Teamwork | Leaf cutter ants | Chester Zoo | The Yorkshire Dad of 4

Teamwork

Why am I sharing a photo of ants? Well, let me tell you these aren’t just any old ants. These are leafcutter ants and they are incredible little creatures. But the real reason I am sharing them is that they represent great teamwork. The whole colony working together to survive and achieve goals. It’s teamwork that’s got my and my colleagues through the last couple of weeks.

We just undertaken a huge project to upgrade our core systems. It was a 6-month project that we have pulled off in just 3. I didn’t do this alone though. We couldn’t have done it without teamwork, not just my immediate team but the business as a whole. All working together to achieve a goal. I am proud to be a part of that team.

The leafcutter ant

This particular photo of leacutter ants displaying their teamwork was taken at Chester Zoo. I’ve said before how much we love it there and despite being one (if the the) smallest animals on display there I think they’re great.

Thanks to Mother Nature Network for the follow five great facts about these ants:

1. Leaf-cutter ants don’t eat the leaves they cut and carry to their nests. While it might seem like they’re vegetarians creating a massive salad bar inside their nests, they’re actually collecting those leaves to feed to their fungus gardens. It’s the fungus they grow from the decomposing leaves that’s their food. Yes, they need the leaves, but only in the way that we need fertilizer to grow our crops.

2. A leaf-cutter ant colony is made of ants that fill different roles, such as workers and soldiers. But a surprising role is that of a tiny protector. There are ants whose job it is to protect leaves from parasitic flies and wasps.

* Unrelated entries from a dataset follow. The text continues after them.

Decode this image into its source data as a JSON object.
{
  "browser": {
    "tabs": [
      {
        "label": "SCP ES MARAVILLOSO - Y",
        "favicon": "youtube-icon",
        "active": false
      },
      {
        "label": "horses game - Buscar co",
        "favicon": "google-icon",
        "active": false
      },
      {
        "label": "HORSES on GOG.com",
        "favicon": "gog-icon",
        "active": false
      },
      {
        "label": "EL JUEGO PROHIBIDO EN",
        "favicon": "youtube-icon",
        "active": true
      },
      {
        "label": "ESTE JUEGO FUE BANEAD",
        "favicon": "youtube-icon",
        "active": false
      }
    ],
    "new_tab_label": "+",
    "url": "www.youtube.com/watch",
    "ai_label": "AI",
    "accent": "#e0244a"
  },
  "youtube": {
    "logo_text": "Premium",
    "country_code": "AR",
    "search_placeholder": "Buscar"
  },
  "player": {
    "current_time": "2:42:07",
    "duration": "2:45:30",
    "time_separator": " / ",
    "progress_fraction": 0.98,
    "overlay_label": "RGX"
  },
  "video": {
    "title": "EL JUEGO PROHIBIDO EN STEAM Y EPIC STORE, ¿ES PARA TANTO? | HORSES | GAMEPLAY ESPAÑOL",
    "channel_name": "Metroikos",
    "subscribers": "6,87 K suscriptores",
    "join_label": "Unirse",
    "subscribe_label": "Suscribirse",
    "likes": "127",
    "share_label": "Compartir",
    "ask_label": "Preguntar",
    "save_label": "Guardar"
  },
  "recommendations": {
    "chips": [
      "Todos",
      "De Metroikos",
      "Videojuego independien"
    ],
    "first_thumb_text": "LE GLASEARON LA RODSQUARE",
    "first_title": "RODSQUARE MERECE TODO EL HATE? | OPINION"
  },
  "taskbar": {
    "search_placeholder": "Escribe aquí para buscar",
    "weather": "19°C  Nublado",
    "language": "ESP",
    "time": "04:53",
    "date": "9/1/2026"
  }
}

These ants, called minim ants, ride on the leaves and pluck off any parasites that could cause disease or destruction if the parasite made its way into the ant colony.

3. Leaf-cutter ant colonies can be up to 10 million ants strong, and they need space for all those ants plus their fungus gardens, nurseries, trash chambers and other chambers within their nest. So just how big can a leaf-cutter ant nest get? According to Marietta College:

“A large nest can have thousands of chambers, some of these may be a foot or so in diameter. Some chambers are used for brood, others for the fungal gardens and, in some species, there are chambers used for trash… Scientists studying the nests have used bulldozers to uncover them.”

4. Starting a new colony isn’t an easy job. And it’s up to a young queen to give it her all if she wants to start a new colony. Winged ants, both females and males, leave their nests in large numbers to take part in what’s known as a “nuptial flight” or “revoada.”

A female and potential queen needs to mate with several males then return to the ground to find a place to start her fungus garden and begin a future colony. Only about 2.5 percent of queens will succeed in establishing a colony.

5. Leaf-cutter ants are incredible workers, and it’s no wonder they’re considered a major crop pest. They are able to strip a tree of its foliage in less than 24 hours. And studies show that more than 17 percent of leaf production by plants surrounding a leaf-cutter ant colony goes straight into that big, fungus-growing nest.

Technical details

  • Date of capture: 22th February 2009
  • Camera: Canon ESO 450D
  • Lens: Canon EF 75-300mm
  • Exposure: 1/100 sex | f/5.6 | ISO400 | 300mm

Thanks for reading

Dave


 

3 thoughts on “Teamwork”

Leave a Reply

Your email address will not be published. Required fields are marked *